Well around 6 weeks, I still could hardly bend my thumb, I was depressed but not allowing it and was starting to think I should have just dealt with not being able to straighten out my thumb. Then I had my visit with Dr. Nelson. As I filled out the questionnaire that Westine consistently hands out and he consistently reads, I found myself writing about being depressed...my last cry for help? As our appointment started, I heard myself apologizing for being such a wuss about the whole thing, then I felt some tears welling up. I was getting extremely embarrassed about showing my weakness. I also thought hmmm...surgeon...no emotions...this guy is going to walk out on my and tell me to suck it up.

Instead, he empathized with me and told me that it is normal to feel this way, how hard it was on me and so on. I now understood the whole thing about women explaining how they don't want to be fixed, just heard. Wow, all this from a quick cut...what a journey. To make a long story not longer, I am now at 11 weeks after surgery and I feel so much better. I'm not sure if it is just that after going through all that anything will feel better by comparison. I am using my thumb now and it is bending quite well. I can't say enough about Dr. Nelson, he is an amazing human. He has been there for everything and he only thinks about what he can do to better himself as a surgeon and a person. Damn, I'm feeling emotional as I write this, just thinking about how gracious he was/is to me. I say to all of you reading this, you are as lucky as I was, happening on to Dr. Nelson. He is a credit to his profession. Best luck, hang in there, you will heal and the bad times will soon only be a faint memory. Most importantly, you will have the use of your hands back...even though you don't need them as much as I need mine. kidding of course.

Dr. Nelson, you have my permission to post and/or print any part of this message if it will benefit you getting your word out.


March 26, 2004

Dr. Nelson responds: Thanks for the kind words, Ed. Tendon injuries are very difficult to recover from. They take a lot more therapy and and a lot more dedication on the part of the patient than they ever realize pre-operatively. Overall, however, the results are good.

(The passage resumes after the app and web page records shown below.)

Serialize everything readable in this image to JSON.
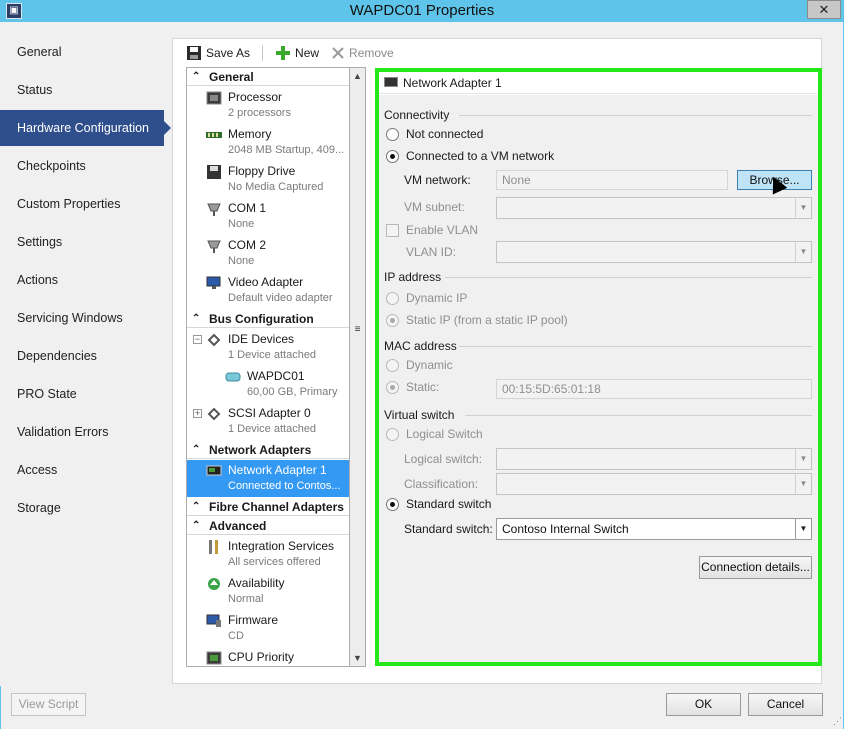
{
  "window": {
    "title": "WAPDC01 Properties",
    "close_label": "✕"
  },
  "nav": {
    "items": [
      {
        "label": "General",
        "selected": false
      },
      {
        "label": "Status",
        "selected": false
      },
      {
        "label": "Hardware Configuration",
        "selected": true
      },
      {
        "label": "Checkpoints",
        "selected": false
      },
      {
        "label": "Custom Properties",
        "selected": false
      },
      {
        "label": "Settings",
        "selected": false
      },
      {
        "label": "Actions",
        "selected": false
      },
      {
        "label": "Servicing Windows",
        "selected": false
      },
      {
        "label": "Dependencies",
        "selected": false
      },
      {
        "label": "PRO State",
        "selected": false
      },
      {
        "label": "Validation Errors",
        "selected": false
      },
      {
        "label": "Access",
        "selected": false
      },
      {
        "label": "Storage",
        "selected": false
      }
    ]
  },
  "toolbar": {
    "save_as": "Save As",
    "new": "New",
    "remove": "Remove"
  },
  "tree": {
    "sections": {
      "general": "General",
      "bus": "Bus Configuration",
      "network": "Network Adapters",
      "fibre": "Fibre Channel Adapters",
      "advanced": "Advanced"
    },
    "items": {
      "processor": {
        "title": "Processor",
        "sub": "2 processors"
      },
      "memory": {
        "title": "Memory",
        "sub": "2048 MB Startup, 409..."
      },
      "floppy": {
        "title": "Floppy Drive",
        "sub": "No Media Captured"
      },
      "com1": {
        "title": "COM 1",
        "sub": "None"
      },
      "com2": {
        "title": "COM 2",
        "sub": "None"
      },
      "video": {
        "title": "Video Adapter",
        "sub": "Default video adapter"
      },
      "ide": {
        "title": "IDE Devices",
        "sub": "1 Device attached"
      },
      "wapdc": {
        "title": "WAPDC01",
        "sub": "60,00 GB, Primary"
      },
      "scsi": {
        "title": "SCSI Adapter 0",
        "sub": "1 Device attached"
      },
      "netadapter": {
        "title": "Network Adapter 1",
        "sub": "Connected to Contos..."
      },
      "integration": {
        "title": "Integration Services",
        "sub": "All services offered"
      },
      "availability": {
        "title": "Availability",
        "sub": "Normal"
      },
      "firmware": {
        "title": "Firmware",
        "sub": "CD"
      },
      "cpu_priority": {
        "title": "CPU Priority",
        "sub": ""
      }
    }
  },
  "panel": {
    "title": "Network Adapter 1",
    "connectivity": {
      "group": "Connectivity",
      "not_connected": "Not connected",
      "connected_vm": "Connected to a VM network",
      "vm_network_label": "VM network:",
      "vm_network_value": "None",
      "browse": "Browse...",
      "vm_subnet_label": "VM subnet:",
      "enable_vlan": "Enable VLAN",
      "vlan_id_label": "VLAN ID:"
    },
    "ip": {
      "group": "IP address",
      "dynamic": "Dynamic IP",
      "static": "Static IP (from a static IP pool)"
    },
    "mac": {
      "group": "MAC address",
      "dynamic": "Dynamic",
      "static": "Static:",
      "static_value": "00:15:5D:65:01:18"
    },
    "vswitch": {
      "group": "Virtual switch",
      "logical": "Logical Switch",
      "logical_label": "Logical switch:",
      "classification_label": "Classification:",
      "standard": "Standard switch",
      "standard_label": "Standard switch:",
      "standard_value": "Contoso Internal Switch"
    },
    "connection_details": "Connection details..."
  },
  "footer": {
    "view_script": "View Script",
    "ok": "OK",
    "cancel": "Cancel"
  }
}
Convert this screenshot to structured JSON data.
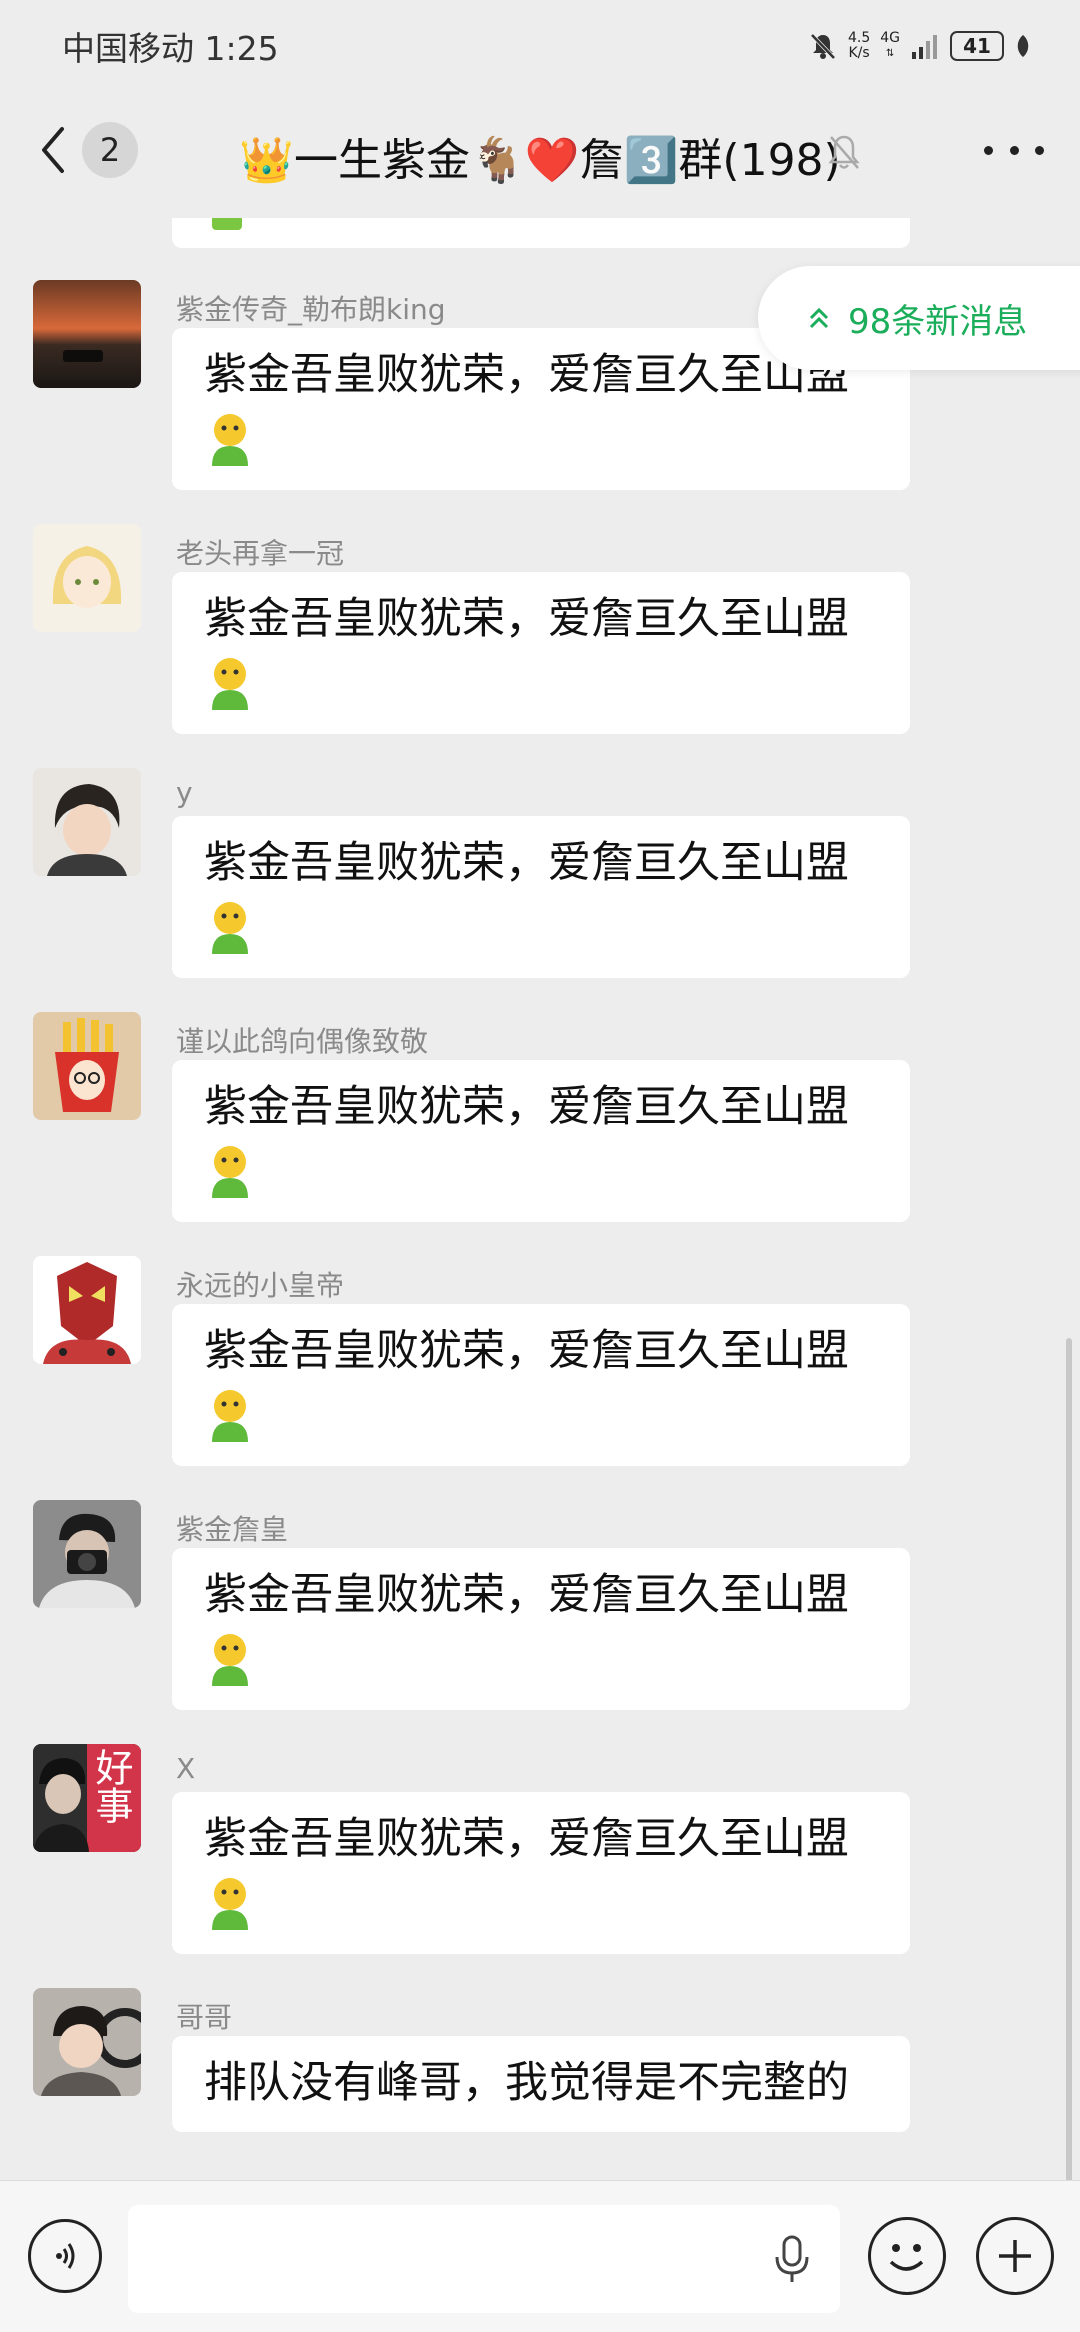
{
  "status_bar": {
    "carrier_time": "中国移动 1:25",
    "net_speed_value": "4.5",
    "net_speed_unit": "K/s",
    "network_type": "4G",
    "battery": "41"
  },
  "header": {
    "unread_count": "2",
    "title": "👑一生紫金🐐❤️詹3️⃣群(198)"
  },
  "new_messages": {
    "label": "98条新消息"
  },
  "messages": [
    {
      "sender": "紫金传奇_勒布朗king",
      "text": "紫金吾皇败犹荣，爱詹亘久至山盟",
      "emoji": "green-person-emoji"
    },
    {
      "sender": "老头再拿一冠",
      "text": "紫金吾皇败犹荣，爱詹亘久至山盟",
      "emoji": "green-person-emoji"
    },
    {
      "sender": "y",
      "text": "紫金吾皇败犹荣，爱詹亘久至山盟",
      "emoji": "green-person-emoji"
    },
    {
      "sender": "谨以此鸽向偶像致敬",
      "text": "紫金吾皇败犹荣，爱詹亘久至山盟",
      "emoji": "green-person-emoji"
    },
    {
      "sender": "永远的小皇帝",
      "text": "紫金吾皇败犹荣，爱詹亘久至山盟",
      "emoji": "green-person-emoji"
    },
    {
      "sender": "紫金詹皇",
      "text": "紫金吾皇败犹荣，爱詹亘久至山盟",
      "emoji": "green-person-emoji"
    },
    {
      "sender": "X",
      "text": "紫金吾皇败犹荣，爱詹亘久至山盟",
      "emoji": "green-person-emoji"
    },
    {
      "sender": "哥哥",
      "text": "排队没有峰哥，我觉得是不完整的"
    }
  ],
  "avatar_text": {
    "x_avatar": "好事"
  },
  "input": {
    "value": "",
    "placeholder": ""
  },
  "colors": {
    "accent_green": "#1aad5a",
    "background": "#ededed"
  }
}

The main theme of your message, Ed, should not be missed: recovery from a hand injury can be very psychologically draining as well. We really identify with our hands: they are how we work, make love, express ourselves, see ourselves. A hand injury is very threatening to all of this. It is important that the psychological issues be faced and discussed. They can only be made worse by ignoring them. The issues are different for each person, but some generalizations can be made. Men in our society have a hard time if they can't work, be the support for themselves and their family. It is common for men to become depressed, to feel that they are a failure if they can't work or if they complain about pain or the limitations in their life that a hand injury creates. They often get into fights with their wives, and don't even realize that it is their depression and their hand that is doing it, not their relationship. Women usually are better about talking about their feelings of helplessness or depression, and usually don't have the macho issues of "take it like a man". They often have more body image issues, but all these issues affect all of my patients to some degree. If we talk about them and get them out on the table, they can be addressed and usually resolved fairly easily. If we realize IT IS NORMAL to feel depressed, scared, angry with fate, in pain, fight with our spouse, etc, it is much easier to deal with it. Thanks, Ed, for the opportunity to discuss this. Dr. Nelson